**INPUT RECORDS**
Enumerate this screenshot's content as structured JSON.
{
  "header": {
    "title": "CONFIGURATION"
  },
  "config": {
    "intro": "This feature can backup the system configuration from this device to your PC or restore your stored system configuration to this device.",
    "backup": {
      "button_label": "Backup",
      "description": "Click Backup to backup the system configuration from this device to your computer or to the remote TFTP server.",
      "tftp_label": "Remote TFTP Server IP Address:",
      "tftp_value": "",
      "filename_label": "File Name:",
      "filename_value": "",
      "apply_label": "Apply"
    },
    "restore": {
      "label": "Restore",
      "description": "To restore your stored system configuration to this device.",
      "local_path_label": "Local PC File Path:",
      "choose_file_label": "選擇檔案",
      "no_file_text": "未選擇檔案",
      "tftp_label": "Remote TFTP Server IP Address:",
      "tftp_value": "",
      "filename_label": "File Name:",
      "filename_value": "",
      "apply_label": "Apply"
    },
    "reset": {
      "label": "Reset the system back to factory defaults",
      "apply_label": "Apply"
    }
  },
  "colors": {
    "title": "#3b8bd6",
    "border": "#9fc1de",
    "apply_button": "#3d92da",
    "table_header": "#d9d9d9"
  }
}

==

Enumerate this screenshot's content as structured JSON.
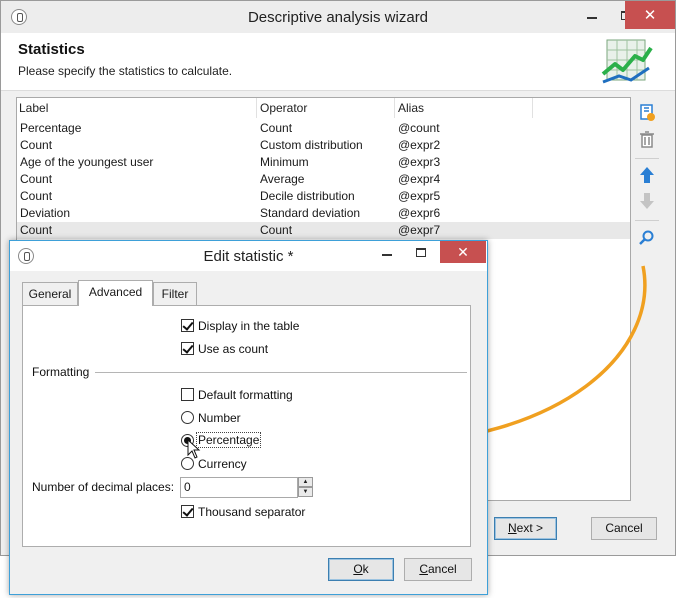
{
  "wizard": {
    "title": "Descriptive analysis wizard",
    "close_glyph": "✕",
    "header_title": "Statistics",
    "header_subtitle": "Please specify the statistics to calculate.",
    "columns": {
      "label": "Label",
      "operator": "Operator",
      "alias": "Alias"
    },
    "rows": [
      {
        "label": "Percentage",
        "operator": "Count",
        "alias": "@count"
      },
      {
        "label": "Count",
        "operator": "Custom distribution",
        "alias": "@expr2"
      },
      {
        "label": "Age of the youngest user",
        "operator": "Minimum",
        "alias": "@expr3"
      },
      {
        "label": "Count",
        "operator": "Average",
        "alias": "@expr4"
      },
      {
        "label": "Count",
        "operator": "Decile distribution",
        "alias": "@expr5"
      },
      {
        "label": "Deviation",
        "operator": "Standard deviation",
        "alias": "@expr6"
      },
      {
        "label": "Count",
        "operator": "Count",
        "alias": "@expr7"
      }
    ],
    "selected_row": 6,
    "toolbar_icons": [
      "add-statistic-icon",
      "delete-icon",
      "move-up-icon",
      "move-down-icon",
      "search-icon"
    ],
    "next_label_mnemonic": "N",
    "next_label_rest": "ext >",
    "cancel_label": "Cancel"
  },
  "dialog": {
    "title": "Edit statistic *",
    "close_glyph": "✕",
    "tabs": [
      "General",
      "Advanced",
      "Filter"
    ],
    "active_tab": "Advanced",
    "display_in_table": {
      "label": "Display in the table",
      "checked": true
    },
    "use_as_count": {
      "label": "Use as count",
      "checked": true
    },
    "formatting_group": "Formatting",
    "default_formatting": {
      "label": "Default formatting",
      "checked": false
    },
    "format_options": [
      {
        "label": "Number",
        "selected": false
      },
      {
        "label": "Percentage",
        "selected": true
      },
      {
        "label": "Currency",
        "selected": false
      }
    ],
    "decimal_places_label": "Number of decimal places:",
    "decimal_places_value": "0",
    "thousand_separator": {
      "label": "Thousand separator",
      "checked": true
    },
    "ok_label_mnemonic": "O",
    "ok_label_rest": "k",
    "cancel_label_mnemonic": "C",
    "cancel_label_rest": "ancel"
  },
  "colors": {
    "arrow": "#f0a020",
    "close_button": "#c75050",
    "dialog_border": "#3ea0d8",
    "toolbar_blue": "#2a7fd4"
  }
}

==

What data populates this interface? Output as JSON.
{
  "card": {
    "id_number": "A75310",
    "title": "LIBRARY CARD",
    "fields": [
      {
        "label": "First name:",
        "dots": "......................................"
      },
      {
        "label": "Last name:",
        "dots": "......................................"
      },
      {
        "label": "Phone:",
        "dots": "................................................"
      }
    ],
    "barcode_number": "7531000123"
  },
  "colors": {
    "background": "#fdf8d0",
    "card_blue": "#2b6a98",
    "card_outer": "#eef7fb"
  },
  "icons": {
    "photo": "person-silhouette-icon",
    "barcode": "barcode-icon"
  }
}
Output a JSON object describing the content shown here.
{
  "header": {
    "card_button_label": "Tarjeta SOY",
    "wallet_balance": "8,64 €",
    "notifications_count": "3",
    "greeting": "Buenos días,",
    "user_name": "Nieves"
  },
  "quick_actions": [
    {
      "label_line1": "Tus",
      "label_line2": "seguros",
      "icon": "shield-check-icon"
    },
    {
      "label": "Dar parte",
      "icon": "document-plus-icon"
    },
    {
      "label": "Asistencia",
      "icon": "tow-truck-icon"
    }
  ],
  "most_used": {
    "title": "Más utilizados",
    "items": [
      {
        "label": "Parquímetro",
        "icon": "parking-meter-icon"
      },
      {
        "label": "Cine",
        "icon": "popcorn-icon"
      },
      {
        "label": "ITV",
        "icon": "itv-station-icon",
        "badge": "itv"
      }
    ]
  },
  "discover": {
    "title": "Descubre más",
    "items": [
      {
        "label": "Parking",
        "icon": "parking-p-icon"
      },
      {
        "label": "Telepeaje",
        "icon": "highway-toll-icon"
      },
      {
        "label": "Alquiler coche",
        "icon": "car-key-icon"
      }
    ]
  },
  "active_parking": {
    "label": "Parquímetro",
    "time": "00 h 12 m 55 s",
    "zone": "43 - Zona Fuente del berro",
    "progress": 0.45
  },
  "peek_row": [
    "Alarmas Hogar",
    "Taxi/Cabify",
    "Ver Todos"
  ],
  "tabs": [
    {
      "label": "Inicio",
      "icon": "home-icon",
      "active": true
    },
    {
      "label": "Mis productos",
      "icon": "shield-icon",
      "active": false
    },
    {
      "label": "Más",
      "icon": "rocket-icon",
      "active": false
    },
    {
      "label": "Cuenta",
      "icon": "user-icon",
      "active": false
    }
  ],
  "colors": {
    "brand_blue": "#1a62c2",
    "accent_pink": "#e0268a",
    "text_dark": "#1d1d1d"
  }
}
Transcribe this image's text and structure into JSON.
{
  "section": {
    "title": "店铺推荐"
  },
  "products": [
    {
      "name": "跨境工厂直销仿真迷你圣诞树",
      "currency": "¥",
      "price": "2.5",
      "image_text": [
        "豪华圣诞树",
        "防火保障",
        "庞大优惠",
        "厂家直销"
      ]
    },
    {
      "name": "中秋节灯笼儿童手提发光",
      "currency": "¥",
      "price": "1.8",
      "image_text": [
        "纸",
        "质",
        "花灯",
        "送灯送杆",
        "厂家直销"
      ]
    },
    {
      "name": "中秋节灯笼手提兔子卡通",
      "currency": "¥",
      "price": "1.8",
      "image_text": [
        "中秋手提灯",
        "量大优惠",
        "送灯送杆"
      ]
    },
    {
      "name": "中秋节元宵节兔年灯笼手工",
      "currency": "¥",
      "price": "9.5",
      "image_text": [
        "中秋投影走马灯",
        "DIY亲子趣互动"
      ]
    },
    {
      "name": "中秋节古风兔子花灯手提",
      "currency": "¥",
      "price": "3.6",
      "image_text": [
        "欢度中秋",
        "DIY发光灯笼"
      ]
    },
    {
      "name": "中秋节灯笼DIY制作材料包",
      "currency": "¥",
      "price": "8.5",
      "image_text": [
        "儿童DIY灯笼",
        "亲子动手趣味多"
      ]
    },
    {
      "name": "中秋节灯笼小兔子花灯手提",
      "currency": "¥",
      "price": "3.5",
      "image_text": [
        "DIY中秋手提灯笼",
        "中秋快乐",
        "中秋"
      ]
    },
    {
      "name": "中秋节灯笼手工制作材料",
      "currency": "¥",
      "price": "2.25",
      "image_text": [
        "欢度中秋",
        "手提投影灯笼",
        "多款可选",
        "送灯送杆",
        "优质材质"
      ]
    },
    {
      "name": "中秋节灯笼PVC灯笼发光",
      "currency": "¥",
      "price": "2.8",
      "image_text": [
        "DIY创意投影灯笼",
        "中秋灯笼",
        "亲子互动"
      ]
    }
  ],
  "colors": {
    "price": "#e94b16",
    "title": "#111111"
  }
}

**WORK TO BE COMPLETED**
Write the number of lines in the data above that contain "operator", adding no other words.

**ANSWER BOX**
8